12 6-inch soft corn tortillas

1 to 2 tablespoons of oil or a liberal amount of cooking spray (see notes)

Sour cream (I love Kroger brand Chive Sour Cream with this or, frankly, anywhere you want to bring a light onion flavor) and cilantro leaves for finishing

Notes:

■I used the tomatoes and green chiles in place of the original recipe’s suggestion of 1/4 cup jarred jalapenos, which I tried and found too assertive. If you’re a heat lover, though, it’s worth trying.

■Though the amount is small, chipotle salsa really influences the flavor and moisture-level, and the thicker the better; after much experimentation, we’ve enjoyed the dish best with our hard-to-find, beloved if tackily named Jack Ass Salsa I’ve told you about before as it’s key to my favorite Sun-dried Tomato, Avocado & Mushroom Salad.

■In a pinch, don’t use dried cilantro — experienced shudder (way to lose moisture without adding discernible flavor) — but you can leave cilantro out and still have a pretty tasty dish. This weekend, it just so happened I had all the main ingredients except cilantro on hand, and went grocery shopping between when I turned it on and when we ate it. So we just compensated by adding extra cilantro at the end, and darned if it didn’t actually seem better; the little cilantro leaves are so much brighter and more flavorful fresh than long-cooked.

■I usually stretch one tablespoon of olive oil on just the top side (facing up) of each tortilla, brushing it on with a pastry brush to keep it on the light side. But Saturday I brushed both sides, and ran out of the tablespoon. In a rush, I just grabbed cooking spray to finish off the top and it turned out so great I actually wonder if canola oil would work better than olive (I am quick to grab olive for the richer flavor). Another time I might see if the spray worked well instead of brushing throughout — that’s one step closer to Easyville!

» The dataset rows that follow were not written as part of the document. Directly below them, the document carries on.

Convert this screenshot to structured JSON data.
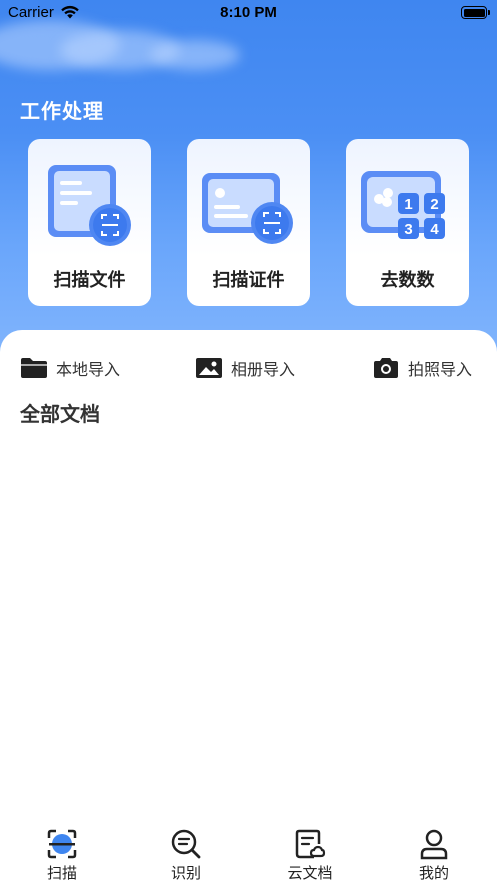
{
  "status_bar": {
    "carrier": "Carrier",
    "time": "8:10 PM"
  },
  "work": {
    "title": "工作处理",
    "cards": [
      {
        "label": "扫描文件",
        "icon": "scan-file-icon"
      },
      {
        "label": "扫描证件",
        "icon": "scan-id-icon"
      },
      {
        "label": "去数数",
        "icon": "count-icon"
      }
    ]
  },
  "imports": [
    {
      "label": "本地导入",
      "icon": "folder-icon"
    },
    {
      "label": "相册导入",
      "icon": "image-icon"
    },
    {
      "label": "拍照导入",
      "icon": "camera-icon"
    }
  ],
  "docs": {
    "title": "全部文档"
  },
  "tabbar": {
    "tabs": [
      {
        "label": "扫描",
        "icon": "scan-icon",
        "active": true
      },
      {
        "label": "识别",
        "icon": "recognize-icon",
        "active": false
      },
      {
        "label": "云文档",
        "icon": "cloud-doc-icon",
        "active": false
      },
      {
        "label": "我的",
        "icon": "profile-icon",
        "active": false
      }
    ]
  },
  "colors": {
    "accent": "#3f86f0",
    "card_icon": "#5b8df5",
    "text_dark": "#222222"
  }
}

To make the dish, microwave the ground beef in a large bowl until it’s no longer pink, stirring occasionally. The original directions said about 10 minutes, but in my 1100 watt microwave, I did 4 minutes, broke up pieces and stirred them, then did another 2 (I previously did it more in baby steps — 2 minutes, 3, 1:30 — which I think is more consistent. But I vote for less baby-sitting).

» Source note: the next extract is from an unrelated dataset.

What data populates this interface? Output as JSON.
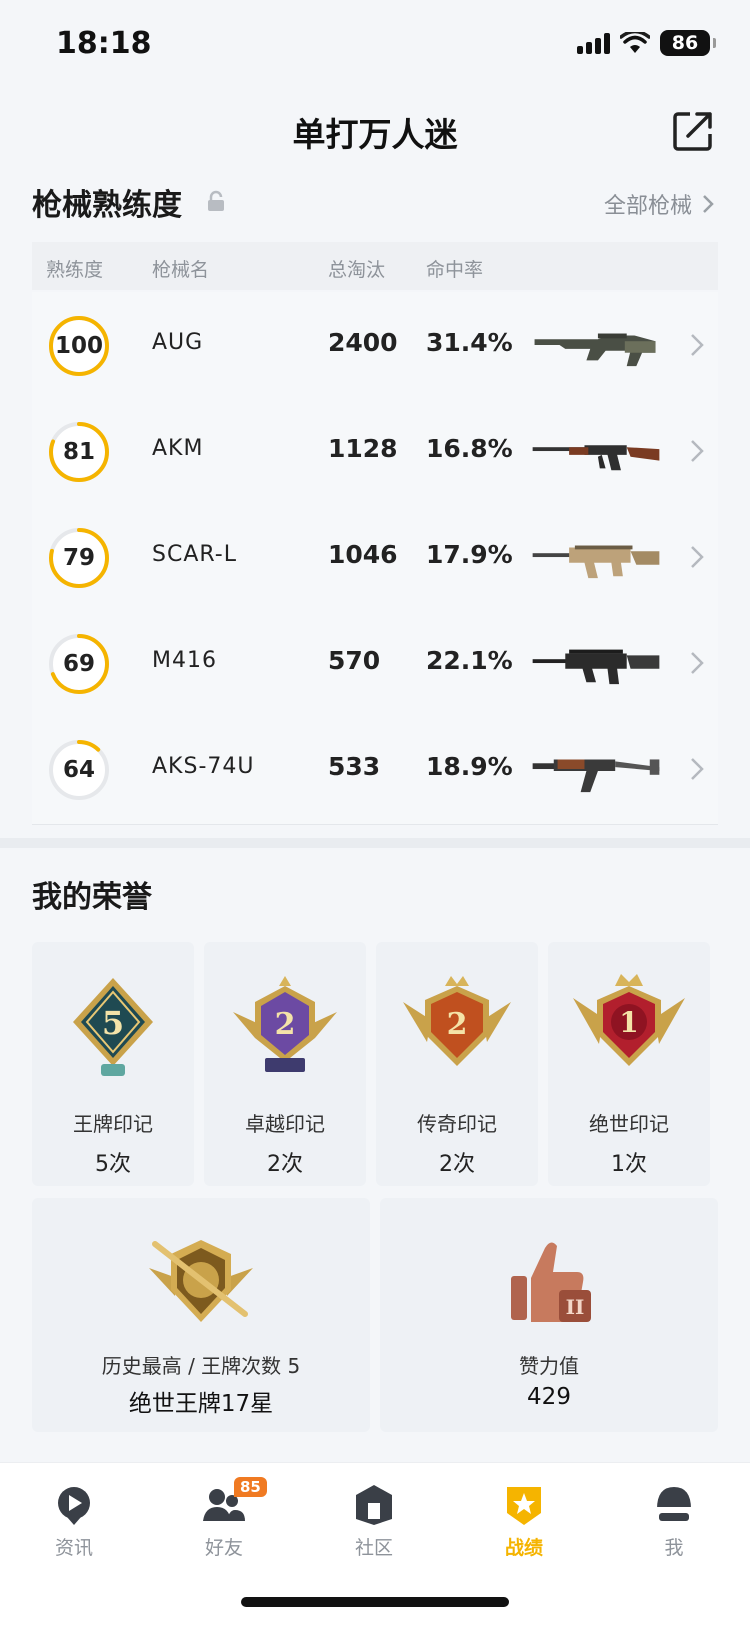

While that’s going you can prep the cooker; in addition to folding a piece of foil over a few times into one 3-inch wide, maybe 6 inch long “collar” to line along the opposite side from the controls, I recommend using the Reynold’s Slow Cooker Bags and spraying with cooking spray for easy release and clean-up.

Put 1/4 cup of enchilada sauce in the bottom of the prepped cooker, and set aside another 1/4 cup.

Once the beef is done, drain the fat and pour the rest of the enchilada sauce into the beef. Drain the Rotel diced tomato and chili liquid into the now-empty enchilada jar and set that aside, then toss the tomatoes and chilies into the beef mixture. Stir in the chipotle salsa, drained can of black olives, 1/4 cup of the minced cilantro and 1 cup of the cheese.

Then start layering the dish. On top of the sauce at the bottom of the cooker add the first 3 tortillas, brushing each lightly with oil on at least one side and tearing them to fit (in my cooker, it’s 2 side by side and the third torn in half to cover gaps, overlapping the other two some). Top with 1/3 of the beef mixture, then 1/3 cup of cheese. Then another layer of 3 tortillas brushed with oil and torn to fit, another 1/3 of the beef mixture and 1/3 cup of cheese. Then it’s 3 more soft corn tortillas, the final 1/3 beef and then the final 3 tortillas, with the reserved tomato and chili liquid poured all over, topped by the reserved 1/4 cup enchilada sauce and the final cup of cheese, spread and sprinkled evenly to top.

Cover (having an older slow-cooker without those locking lids so popular today, I balance cans on top to seal moisture in best I can) and cook for 2 to 3 hours on low (45 minutes on high if you need to speed it up). Sprinkle with the second 1/4 cup of minced cilantro. Scoop it out and garnish with dollops of sour cream and as many fresh cilantro leaves as you like. Enjoy!

The recipe calls for minced cilantro in and on the dish, which I did here. ... (Maureen Tisdale)